There are lots of starting points for choosing a career and using your subject is just one of them. You are not restricted to the career ideas below and you may wish to consider additional factors which are important to you for your future career using our Understand yourself and your options section.
Remember too that the vast majority of graduate jobs are open to graduates of any subject and so your options are much broader than the examples given below.
Firstly, have a think about what ‘using your subject’ means to you and what you’re really looking for. Do you want to apply your subject-specific knowledge or skills to the real world? Or maybe you want to continue to practice and develop these skills? Maybe it’s a broader interest in your subject that you want to keep alive by working in a relevant type of organisation?
Using your subject can help provide you with some focus for your career research, but the broader your interests the more career options you will have open to you. Use our resources below to stimulate your thinking.
Generating career ideas with Dentistry
Using the resources below you can start to create your own list of career ideas to research
- Look at what alumni from your department have done using the DLHE data we collect and through the University of Sheffield alumni page on LinkedIn.
- Search for and contact alumni in your subject through our Graduate case studies database.
- Browse the career ideas for Dentistry graduates on Prospects and TargetJobs but keep in mind that these are not a comprehensive list of all the careers related to your subject.
- Brainstorm ideas and do some initial investigation to find out about research, organisations, start ups, government bodies and freelancers connected to your subject.

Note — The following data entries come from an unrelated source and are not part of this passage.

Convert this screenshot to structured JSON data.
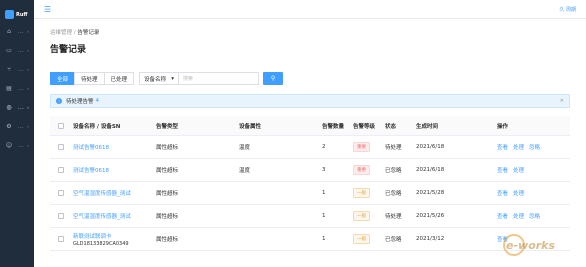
{
  "sidebar": {
    "logo_text": "Ruff",
    "items": [
      {
        "icon": "home-icon",
        "glyph": "⌂",
        "dots": "...",
        "arrow": "›"
      },
      {
        "icon": "device-icon",
        "glyph": "▭",
        "dots": "...",
        "arrow": "›"
      },
      {
        "icon": "flow-icon",
        "glyph": "⑂",
        "dots": "...",
        "arrow": "›"
      },
      {
        "icon": "data-icon",
        "glyph": "▤",
        "dots": "...",
        "arrow": "›"
      },
      {
        "icon": "alarm-icon",
        "glyph": "◎",
        "dots": "...",
        "arrow": "›"
      },
      {
        "icon": "settings-icon",
        "glyph": "⚙",
        "dots": "...",
        "arrow": "›"
      },
      {
        "icon": "user-icon",
        "glyph": "☺",
        "dots": "...",
        "arrow": "›"
      }
    ]
  },
  "topbar": {
    "menu_glyph": "☰",
    "user_label": "久 周期"
  },
  "breadcrumb": {
    "parent": "运维管理",
    "sep": " / ",
    "current": "告警记录"
  },
  "page_title": "告警记录",
  "filters": {
    "tabs": [
      "全部",
      "待处理",
      "已处理"
    ],
    "active_tab": 0,
    "select_value": "设备名称",
    "select_arrow": "▾",
    "search_placeholder": "搜索",
    "search_glyph": "⚲"
  },
  "alert": {
    "icon_glyph": "!",
    "text": "待处理告警",
    "count": "4",
    "close": "✕"
  },
  "table": {
    "headers": [
      "设备名称 / 设备SN",
      "告警类型",
      "设备属性",
      "告警数量",
      "告警等级",
      "状态",
      "生成时间",
      "操作"
    ],
    "rows": [
      {
        "name": "测试告警0618",
        "sn": "",
        "type": "属性超标",
        "attr": "温度",
        "count": "2",
        "level": "重要",
        "level_kind": "severe",
        "status": "待处理",
        "time": "2021/6/18",
        "ops": [
          "查看",
          "处理",
          "忽略"
        ]
      },
      {
        "name": "测试告警0618",
        "sn": "",
        "type": "属性超标",
        "attr": "温度",
        "count": "3",
        "level": "重要",
        "level_kind": "severe",
        "status": "已忽略",
        "time": "2021/6/18",
        "ops": [
          "查看",
          "处理"
        ]
      },
      {
        "name": "空气温湿度传感器_测试",
        "sn": "",
        "type": "属性超标",
        "attr": "",
        "count": "1",
        "level": "一般",
        "level_kind": "normal",
        "status": "已忽略",
        "time": "2021/5/28",
        "ops": [
          "查看",
          "处理"
        ]
      },
      {
        "name": "空气温湿度传感器_测试",
        "sn": "",
        "type": "属性超标",
        "attr": "",
        "count": "1",
        "level": "一般",
        "level_kind": "normal",
        "status": "待处理",
        "time": "2021/5/26",
        "ops": [
          "查看",
          "处理",
          "忽略"
        ]
      },
      {
        "name": "新联测试联调卡",
        "sn": "GLD18133829CA0349",
        "type": "属性超标",
        "attr": "",
        "count": "1",
        "level": "一般",
        "level_kind": "normal",
        "status": "已忽略",
        "time": "2021/3/12",
        "ops": [
          "查看"
        ]
      }
    ]
  },
  "watermark": {
    "text": "e-works"
  }
}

Our Information resources - Occupations section is a good place to start.
Some career ideas for Dentistry and related courses
Almost all BDS graduates go on to professional employment-based training to become dental practitioners. Similarly, most students completing the Diploma in Dental Hygiene and Dental Therapy become hygienists or therapists in community dental practices.
Many of those completing Master’s courses in the School return dental practice, having undertaken postgraduate study as part of their professional development.
However, there are related alternatives for those wanting to consider other options related to dental health. These include:
Health promotion specialist - helps people to improve their own health and increase their control over it. The roles in health promotion vary from advising individuals, or developing and implementing health education policies, to establishing programmes that promote healthy lifestyles and running campaigns. Although a specialist health promotion qualification may not always be necessary, a relevant one in health education or public health may be required by some employers, especially for senior posts or positions involving staff or project management.
Health service/dental practice manager - manages the cost, delivery and quality of health care, contributing to the strategic and day-to-day administration of services delivered in hospitals and community-based health centres and clinics, including many dental practices. Managers need to be able to communicate with clinical and non-clinical staff and other organisations, while implementing national and local health policy as appropriate. A relevant management qualification may be useful or advantageous.
Medical sales representative – representatives (often known as ‘reps’) sell health/dental care companies’ products to customers including dentists, doctors, hospitals and pharmacies. You will promote your company's dental and/or pharmaceutical and medical products to new and existing customers, and seek to meet set sales targets while being responsible for maintaining good commercial relations with your clients.
Science writer – researches and writes scientific news and other articles for a range of business and professional publications, specialist scientific journals, and the general news media. To do this, they need to understand complex information and theories and be able to write in clear and accurate language that can be understood by the intended audience which may be scientists, medical professionals or the general public. While some writers work in scientific journalism and write for a general audience, others in scientific communications write for a more specialist technical/scientific audience.
Dental technician/technologist - use various materials to design and construct dental appliances to meet individual patient’s needs. They work in laboratory settings and create unique devices that are comfortable and effective for the patient. This requires fine motor skills to work by hand as well as the training and skills to use specialised technical equipment.
Dental materials engineer/scientist - researches, designs and develops materials to advance dental technologies and products. They work with a range of different materials seeking to improve the performance and effectiveness of products and manufacturing processes. Postgraduate study is likely to be necessary, and for research and development roles, a PhD may be particularly advantageous.
Subject specific resources
- British Dental Association
- General Dental Council
- British Dental Industry Association - represents and supports manufacturers and suppliers of dental products, services and technologies
- British Society of Dental Hygiene & Therapy
- International Federation of Dental Hygienists
- British Association of Dental Therapists
- Dental Technologists Association